The CMFB circuit exploited in the considered design [Fig. 2(b)] is characterized by large insensitivity to differential signals, without employing a resistive voltage divider at its input. The first feature allows minimizing the nonlinear distortion introduced by this circuit, while the second one ensures its input resistance to be sufficiently large for the considered application. The quiescent values of |VDS| voltages at all internal nodes of the integrator have been chosen slightly above VDD/2 (5–10 mV). This ensures the maximum voltage headroom that allows the circuit to accommodate for possible process and temperature variations, namely, avoiding the operation of all transistors in the triode region. The same principle has been applied in other blocks of the ADSM.
The hysteretic comparator (Fig. 3) has been implemented as a BD open-loop amplifier loaded with a negative resistance load (NRL). Its input differential amplifier (M15–M17) is based on the solution first described. Despite the lack of the tail current source, which is a very desirable feature in sub-0.5-V design, the circuit behaves as a truly differential amplifier with sufficiently high common-mode rejection ratio (CMRR) and power supply rejection ratio (PSRR). In addition, due to the transconductance boosting circuitry (M16A,B), its dc voltage gain is improved by 6 dB as compared with a common BD differential pair. The built-in hysteresis is realized in a standard way with the NRL circuit composed of transistors M22–M23.
The hysteresis threshold (H) depends on the ratio of the aspect ratios of the diode-connected transistors M22 and the cross-coupled transistors M23. It should be noted here that according to (11), the smaller the hysteresis, the lower the nonlinear distortion of the ADSM. Therefore, the hysteresis threshold should be as small as possible. Its minimum size is limited by transistor mismatches. The simulated hysteresis threshold in this project was 3.12 mV. Its standard deviation was 0.85 mV (results of the Monte Carlo mismatch analysis, 100 runs). The set of the current mirrors (M18–M22) is used to realize the differential output of the comparator. The additional inverters (Inv1 and Inv2) are used to further improve the quality of the output waveform.

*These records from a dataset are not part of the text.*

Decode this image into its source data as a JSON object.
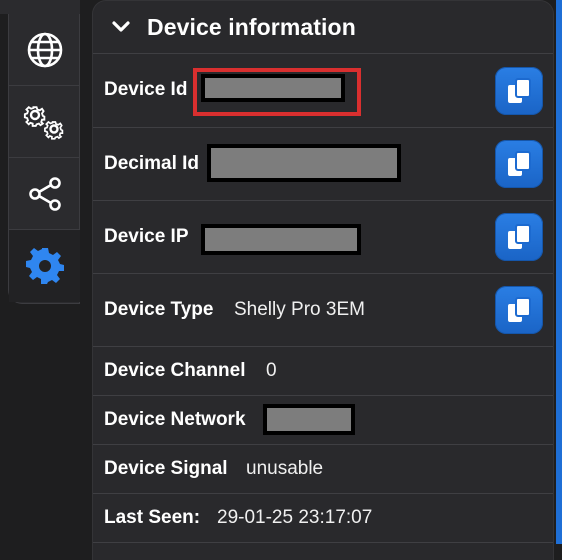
{
  "panel": {
    "title": "Device information"
  },
  "rail": {
    "items": [
      {
        "icon": "globe-icon"
      },
      {
        "icon": "gears-icon"
      },
      {
        "icon": "share-icon"
      },
      {
        "icon": "gear-icon",
        "active": true
      }
    ]
  },
  "fields": {
    "device_id": {
      "label": "Device Id"
    },
    "decimal_id": {
      "label": "Decimal Id"
    },
    "device_ip": {
      "label": "Device IP"
    },
    "device_type": {
      "label": "Device Type",
      "value": "Shelly Pro 3EM"
    },
    "device_channel": {
      "label": "Device Channel",
      "value": "0"
    },
    "device_network": {
      "label": "Device Network"
    },
    "device_signal": {
      "label": "Device Signal",
      "value": "unusable"
    },
    "last_seen": {
      "label": "Last Seen:",
      "value": "29-01-25 23:17:07"
    }
  },
  "colors": {
    "accent": "#1f6fd6",
    "active_icon": "#2f86f0",
    "highlight": "#d92f2f",
    "redaction": "#7d7d7d"
  }
}
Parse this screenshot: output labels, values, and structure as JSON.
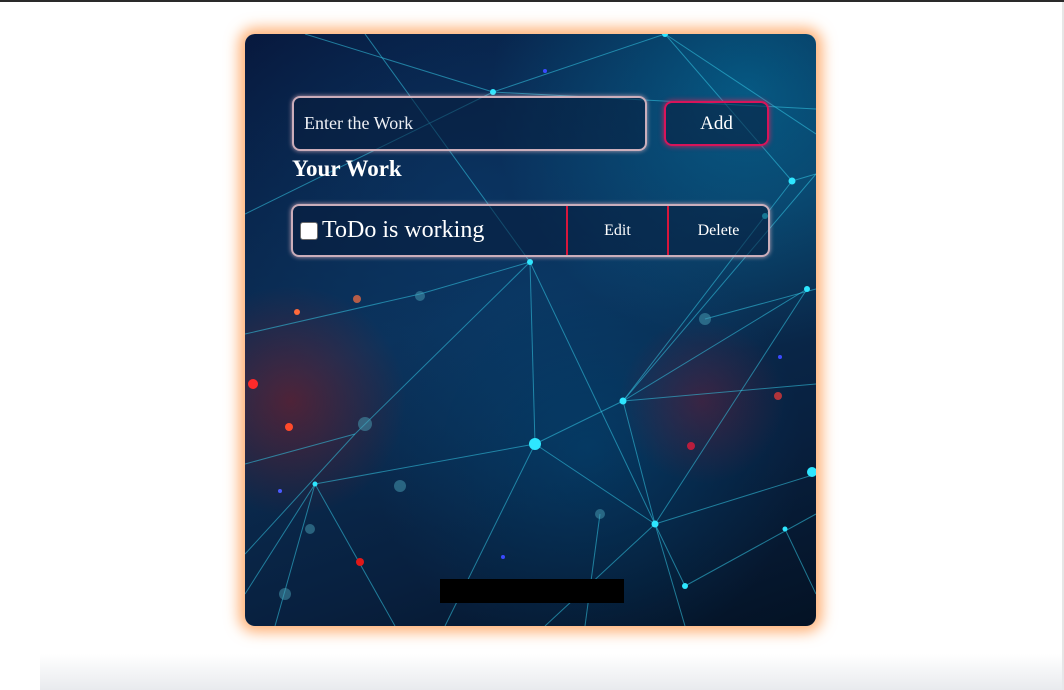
{
  "form": {
    "input_placeholder": "Enter the Work",
    "input_value": "",
    "add_label": "Add"
  },
  "list": {
    "title": "Your Work",
    "items": [
      {
        "text": "ToDo is working",
        "checked": false,
        "edit_label": "Edit",
        "delete_label": "Delete"
      }
    ]
  },
  "icons": {
    "checkbox": "checkbox-icon"
  },
  "colors": {
    "card_glow": "#ff9646",
    "add_border": "#d8145a",
    "item_divider": "#d8163c",
    "text": "#ffffff",
    "network_line": "#35c8e6",
    "network_node": "#2ee6ff"
  }
}
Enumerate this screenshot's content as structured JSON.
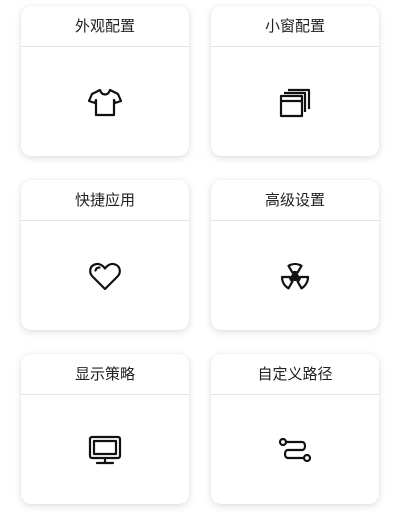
{
  "cards": [
    {
      "label": "外观配置",
      "icon": "tshirt-icon"
    },
    {
      "label": "小窗配置",
      "icon": "windows-stack-icon"
    },
    {
      "label": "快捷应用",
      "icon": "heart-icon"
    },
    {
      "label": "高级设置",
      "icon": "radiation-icon"
    },
    {
      "label": "显示策略",
      "icon": "monitor-icon"
    },
    {
      "label": "自定义路径",
      "icon": "route-icon"
    }
  ],
  "colors": {
    "icon_stroke": "#111111",
    "card_background": "#ffffff",
    "divider": "#e4e4e4"
  }
}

The 1-bit DAC exploited in the considered design is shown in Fig. 4. The circuit consists of four current sources/sinks, realized with transistors M24C,D, M25B,C, and four switches M26A,B and M27A,B. The input terminals (gates) of the switches are controlled with the output signals of the ADSM. Depending on the output voltage levels, the DAC outputs sink or source a current equal to IB (5 nA). Thus, the 1-bit DAC can be considered as a fully differential switched-current source. The mismatched currents (ID24C, ID24D, ID25B, and ID25C) for the 1-bit DAC add up to the mismatched currents ID6A, ID6B, ID8A, and ID8B of the input transconductor, thus increasing the input offset of the ADSM (VOS), and consequently affecting the duty cycle of the generated waveform for Vin = 0, which is given as
- Less Quantization noise
- Less complicated circuit with no required clock signals
- Lower relative supply voltage
- Less Harmonics in Output signals
- Its improving linearity and consequently the resolution of ADSM